> _INSTRUCTIONS FOR THE TASK_: Report each line of the records below that uses the word "Video".

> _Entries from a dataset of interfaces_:
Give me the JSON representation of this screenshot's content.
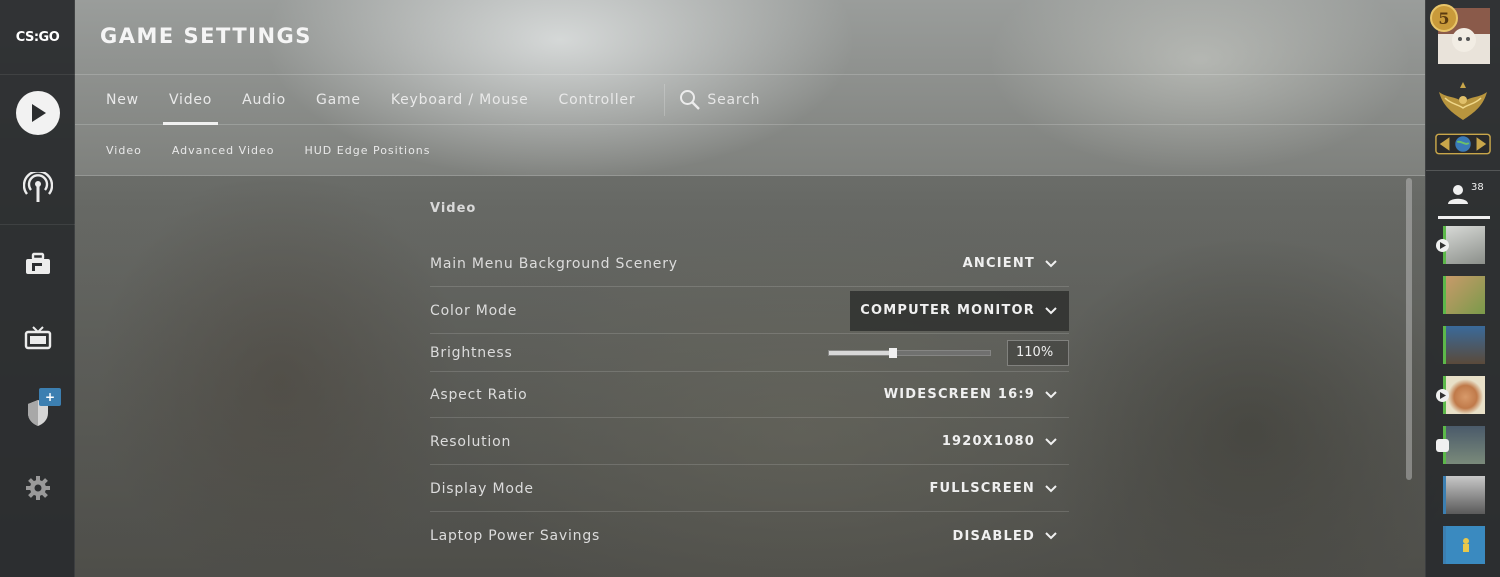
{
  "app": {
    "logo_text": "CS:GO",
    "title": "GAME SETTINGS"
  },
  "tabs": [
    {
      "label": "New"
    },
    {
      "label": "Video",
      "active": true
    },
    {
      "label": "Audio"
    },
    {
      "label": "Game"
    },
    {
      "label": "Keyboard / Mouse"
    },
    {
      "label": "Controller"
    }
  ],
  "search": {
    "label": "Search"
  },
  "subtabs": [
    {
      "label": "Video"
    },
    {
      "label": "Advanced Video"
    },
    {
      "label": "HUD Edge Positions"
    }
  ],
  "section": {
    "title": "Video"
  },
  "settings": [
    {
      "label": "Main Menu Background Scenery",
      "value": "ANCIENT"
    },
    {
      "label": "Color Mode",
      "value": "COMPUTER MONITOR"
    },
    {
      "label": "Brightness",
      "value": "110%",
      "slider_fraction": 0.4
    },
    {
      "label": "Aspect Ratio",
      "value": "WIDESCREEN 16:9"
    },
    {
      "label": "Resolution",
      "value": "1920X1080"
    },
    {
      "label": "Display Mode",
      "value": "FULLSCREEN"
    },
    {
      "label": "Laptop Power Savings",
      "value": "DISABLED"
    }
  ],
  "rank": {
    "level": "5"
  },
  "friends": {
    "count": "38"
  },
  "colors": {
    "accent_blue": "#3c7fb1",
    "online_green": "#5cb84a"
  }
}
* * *
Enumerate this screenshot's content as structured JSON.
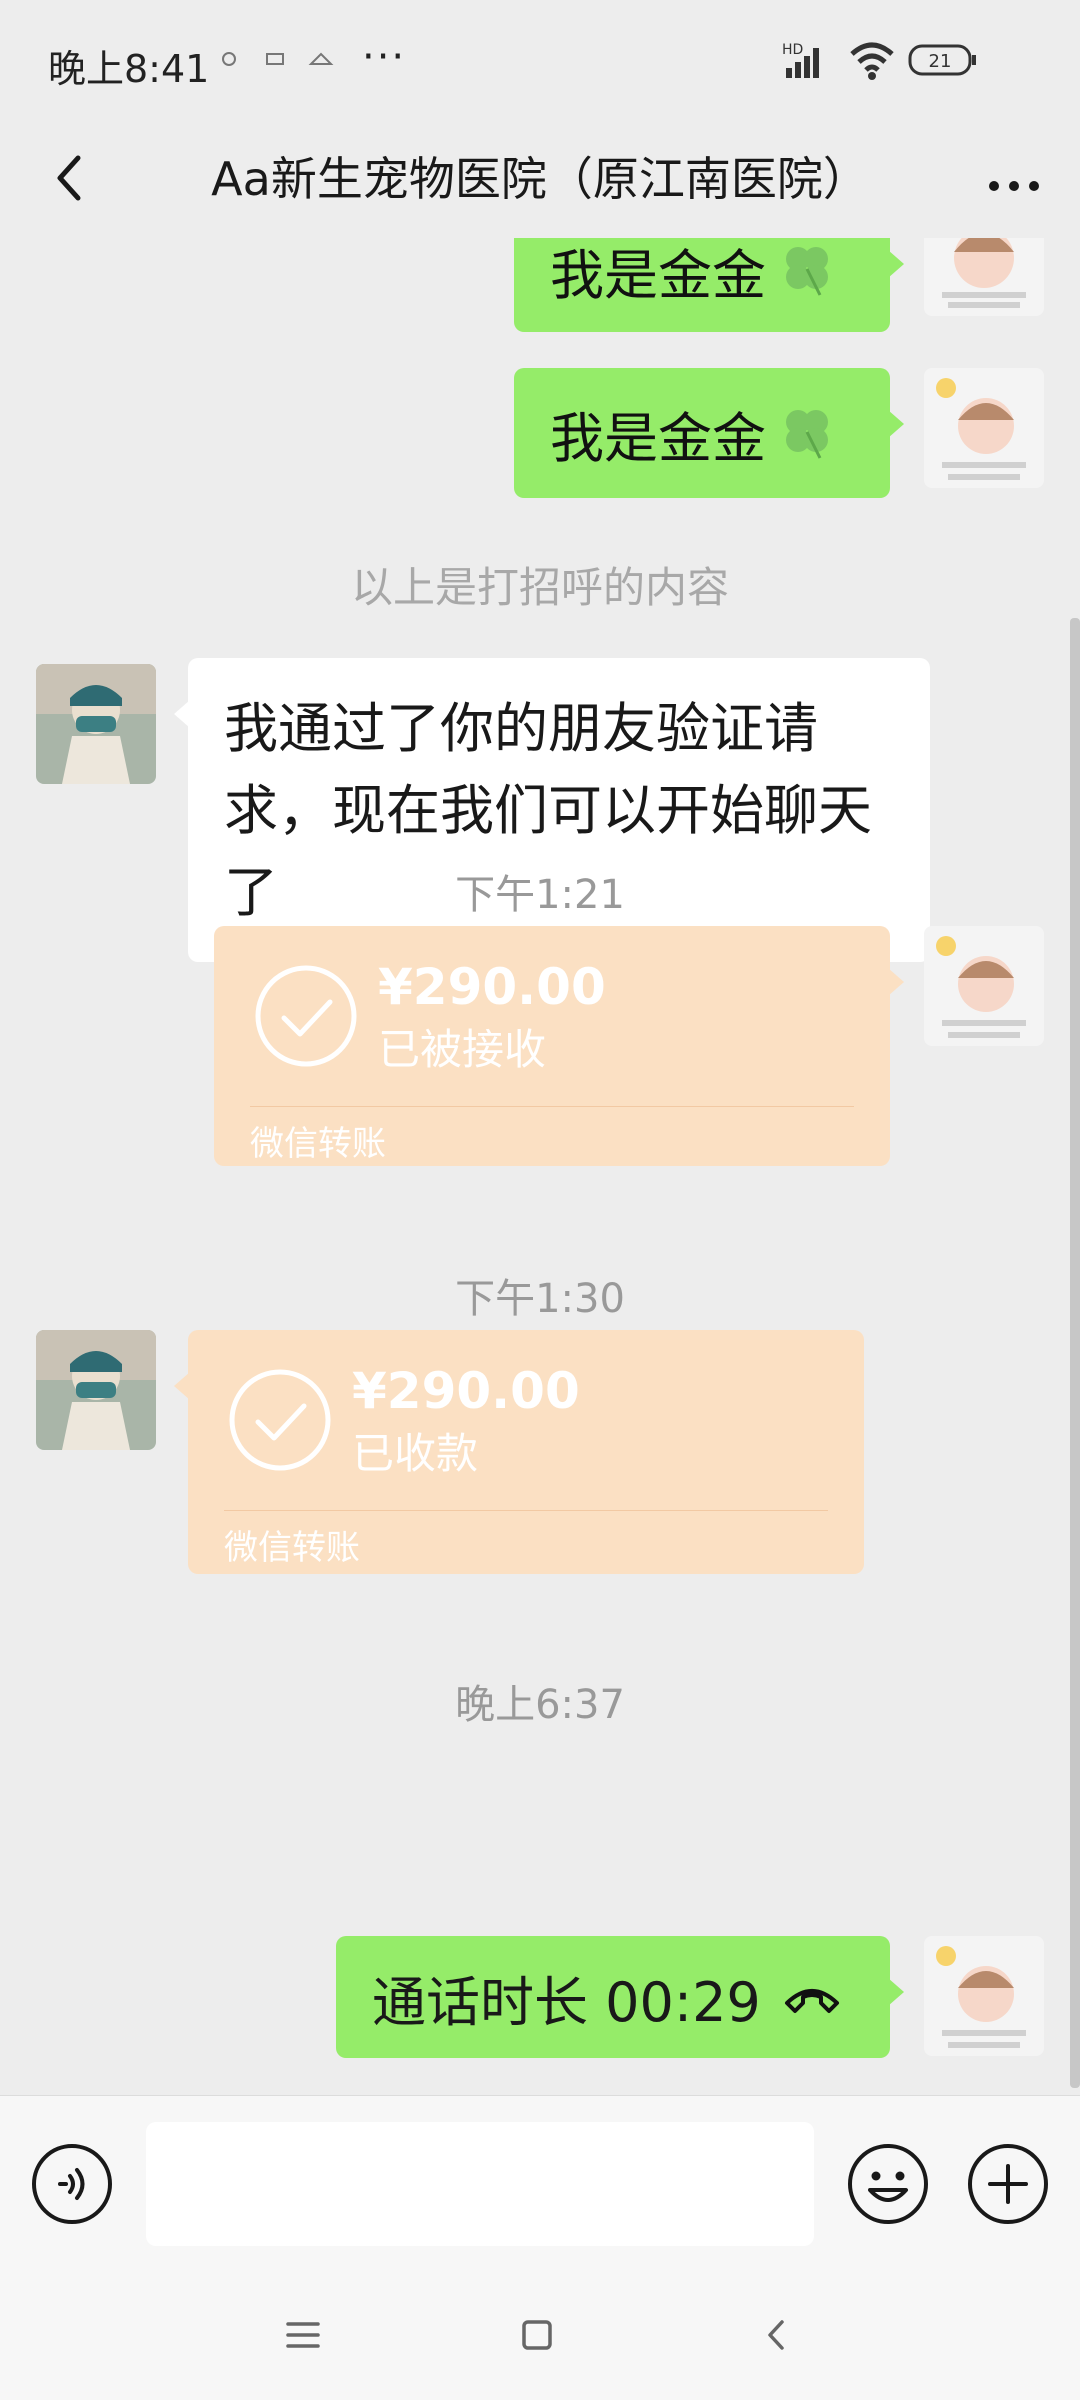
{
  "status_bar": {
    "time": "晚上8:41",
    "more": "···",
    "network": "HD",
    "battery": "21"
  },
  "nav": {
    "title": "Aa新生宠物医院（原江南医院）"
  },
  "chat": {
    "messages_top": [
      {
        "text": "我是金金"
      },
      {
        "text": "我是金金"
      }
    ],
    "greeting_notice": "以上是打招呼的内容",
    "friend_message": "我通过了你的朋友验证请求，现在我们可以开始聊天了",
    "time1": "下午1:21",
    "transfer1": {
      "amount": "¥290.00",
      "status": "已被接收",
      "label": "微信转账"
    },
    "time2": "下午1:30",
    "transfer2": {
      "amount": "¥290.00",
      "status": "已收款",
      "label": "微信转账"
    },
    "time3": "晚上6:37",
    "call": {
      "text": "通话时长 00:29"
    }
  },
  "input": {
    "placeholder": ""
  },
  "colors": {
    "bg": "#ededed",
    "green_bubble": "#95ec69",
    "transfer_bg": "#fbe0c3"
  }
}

> _ANSWER FOR THIS EXERCISE_:
      "label": "Video",
      "label": "Video"
      "label": "Advanced Video"
    "title": "Video"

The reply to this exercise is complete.